At schools such as Grandview Elementary, only one school bus, instead of two, will do all routes to save money. This means the one bus will make two trips, so students will either have to wait for a ride to school, or wait in the school yard for a ride home.
“I’m extremely upset by this ridiculous decision,” said Laura Freeman, mother of a Grandview Elementary School student, in an email she sent to the Red Deer Public School Board.
Freeman compared it to unnecessarily extending an already full work day for adults. “I would like to see you arrive 40 minutes prior to work (after a . . . 25-40 minute bus ride) and hang around outside “playing” before you can start your job.”
How could productivity not be impacted, questioned Freeman, who believes the outcome will be more parents opting to drive their kids than subjecting them to this extra wait time for busing to or from school.
Cody McClintock, associate superintendent of business services of the public school district, said this was not a decision administrators made lightly. But given the loss of the provincial fuel funding grant, he said it was considered a better option than taking money out of the classroom to put towards busing.
The Red Deer Public School board opted to change the busing patterns for Grandview, as well as Mattie McCullough Elementary Schools, West Park Elementary and Middle School, Mountview and G. W. Smith Elementary Schools because of the loss of a fuel subsidy grant from the province.
Some students will not have to wait for a ride as long as others, because the district was able to “pair” some school bus routes for better efficiencies.
According to McClintock, the changes at all six schools will save the division — which contracts bus services with Prairie Bus Lines — a total of $175,000. But even after making these adjustments, the district will be left with a shortfall of $185,000 in the student transportation budget.
McClintock noted the district had a transportation deficit even before the recent loss of the fuel subsidy grant. Part of the reason is that the province only funds busing for students who live 2.4 km from school. This was considered a long way for young children to walk, McClintock said, so the district decided some time ago to bus all students who live further than 1.6 km.
“Part of it is due to the choices we made locally,” made in the students’ best interest, he added.
The school bus “double routing” was already successfully piloted at Mattie McCullough School, said McClintock who didn’t hear many complaints.
But Freeman remains concerns about students waiting outside in inclement weather and about supervision levels. She wonders whether special needs children would get appropriate care while waiting in the school yard.
McClintock said all children will be properly supervised. He noted that supervision was expanded from one person to two at Mattie McCullough School. As for rainy or cold weather, McClintock said school staff will determine when to let students into the building.
Alberta Education spokesperson Tim Chamberlin said his department made the fuel funding cut after being asked to look for efficiencies surrounding the March budget. All school districts have some flexible funding and the ability to make “creative decisions” so busing money does not have to come from the classroom, he added.

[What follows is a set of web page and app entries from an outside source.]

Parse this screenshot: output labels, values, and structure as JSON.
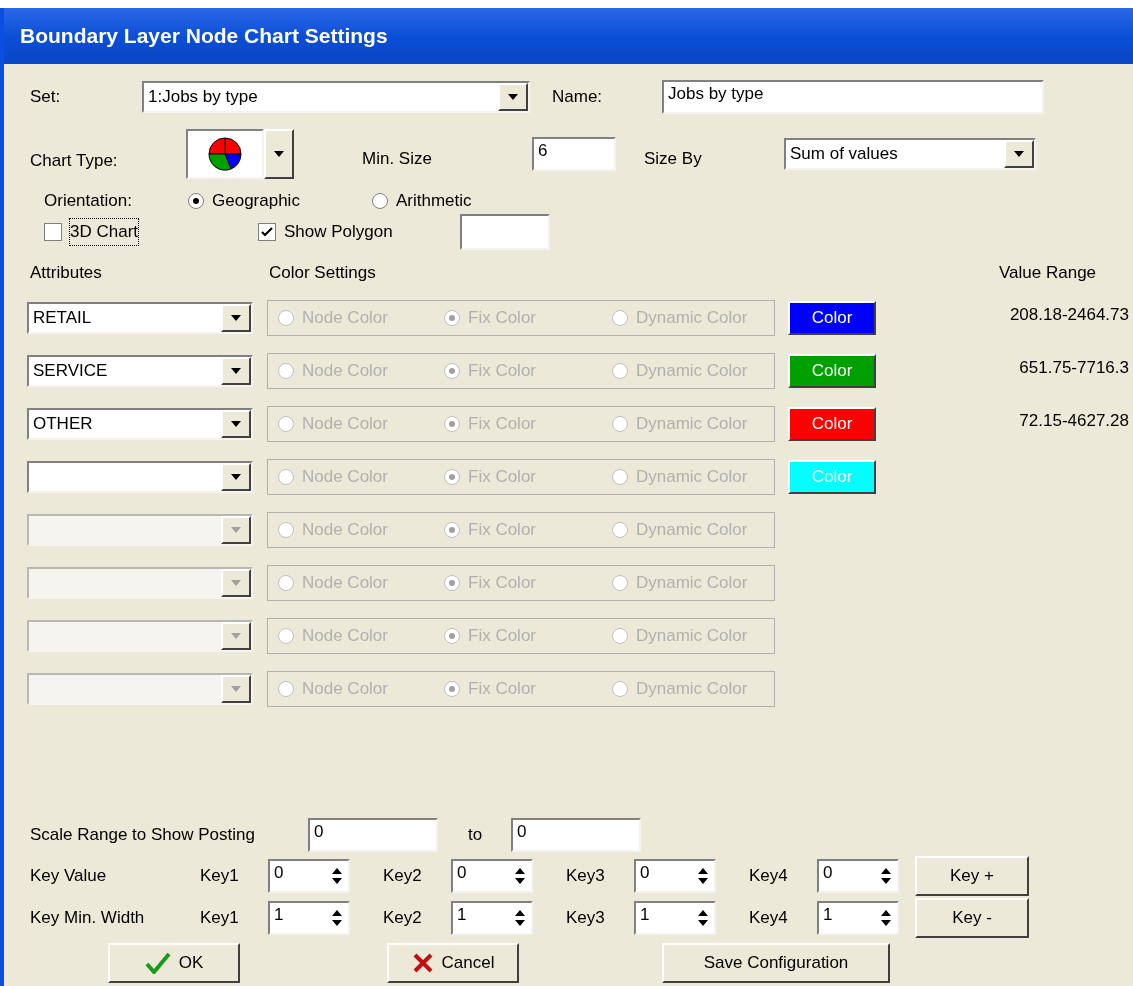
{
  "window": {
    "title": "Boundary Layer Node Chart Settings"
  },
  "set": {
    "label": "Set:",
    "value": "1:Jobs by type"
  },
  "name": {
    "label": "Name:",
    "value": "Jobs by type"
  },
  "chart_type": {
    "label": "Chart Type:"
  },
  "min_size": {
    "label": "Min. Size",
    "value": "6"
  },
  "size_by": {
    "label": "Size By",
    "value": "Sum of values"
  },
  "orientation": {
    "label": "Orientation:",
    "options": [
      {
        "label": "Geographic",
        "selected": true
      },
      {
        "label": "Arithmetic",
        "selected": false
      }
    ]
  },
  "chart_3d": {
    "label": "3D Chart",
    "checked": false
  },
  "show_polygon": {
    "label": "Show Polygon",
    "checked": true
  },
  "headers": {
    "attributes": "Attributes",
    "color_settings": "Color Settings",
    "value_range": "Value Range"
  },
  "rows": [
    {
      "attribute": "RETAIL",
      "disabled": false,
      "options": [
        {
          "label": "Node Color",
          "selected": false
        },
        {
          "label": "Fix Color",
          "selected": true
        },
        {
          "label": "Dynamic Color",
          "selected": false
        }
      ],
      "color_button": {
        "label": "Color",
        "color": "#0000ff"
      },
      "value_range": "208.18-2464.73"
    },
    {
      "attribute": "SERVICE",
      "disabled": false,
      "options": [
        {
          "label": "Node Color",
          "selected": false
        },
        {
          "label": "Fix Color",
          "selected": true
        },
        {
          "label": "Dynamic Color",
          "selected": false
        }
      ],
      "color_button": {
        "label": "Color",
        "color": "#00a000"
      },
      "value_range": "651.75-7716.3"
    },
    {
      "attribute": "OTHER",
      "disabled": false,
      "options": [
        {
          "label": "Node Color",
          "selected": false
        },
        {
          "label": "Fix Color",
          "selected": true
        },
        {
          "label": "Dynamic Color",
          "selected": false
        }
      ],
      "color_button": {
        "label": "Color",
        "color": "#ff0000"
      },
      "value_range": "72.15-4627.28"
    },
    {
      "disabled": false,
      "options": [
        {
          "label": "Node Color",
          "selected": false
        },
        {
          "label": "Fix Color",
          "selected": true
        },
        {
          "label": "Dynamic Color",
          "selected": false
        }
      ],
      "color_button": {
        "label": "Color",
        "color": "#00ffff"
      }
    },
    {
      "disabled": true,
      "options": [
        {
          "label": "Node Color",
          "selected": false
        },
        {
          "label": "Fix Color",
          "selected": true
        },
        {
          "label": "Dynamic Color",
          "selected": false
        }
      ]
    },
    {
      "disabled": true,
      "options": [
        {
          "label": "Node Color",
          "selected": false
        },
        {
          "label": "Fix Color",
          "selected": true
        },
        {
          "label": "Dynamic Color",
          "selected": false
        }
      ]
    },
    {
      "disabled": true,
      "options": [
        {
          "label": "Node Color",
          "selected": false
        },
        {
          "label": "Fix Color",
          "selected": true
        },
        {
          "label": "Dynamic Color",
          "selected": false
        }
      ]
    },
    {
      "disabled": true,
      "options": [
        {
          "label": "Node Color",
          "selected": false
        },
        {
          "label": "Fix Color",
          "selected": true
        },
        {
          "label": "Dynamic Color",
          "selected": false
        }
      ]
    }
  ],
  "scale_range": {
    "label": "Scale Range to Show Posting",
    "from": "0",
    "to_label": "to",
    "to": "0"
  },
  "key_rows": [
    {
      "label": "Key Value",
      "keys": [
        {
          "label": "Key1",
          "value": "0"
        },
        {
          "label": "Key2",
          "value": "0"
        },
        {
          "label": "Key3",
          "value": "0"
        },
        {
          "label": "Key4",
          "value": "0"
        }
      ],
      "button": "Key +"
    },
    {
      "label": "Key Min. Width",
      "keys": [
        {
          "label": "Key1",
          "value": "1"
        },
        {
          "label": "Key2",
          "value": "1"
        },
        {
          "label": "Key3",
          "value": "1"
        },
        {
          "label": "Key4",
          "value": "1"
        }
      ],
      "button": "Key -"
    }
  ],
  "buttons": {
    "ok": "OK",
    "cancel": "Cancel",
    "save": "Save Configuration"
  }
}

But Freeman blames the provincial government for reducing its budget on the backs of “the most vulnerable, who are our future.”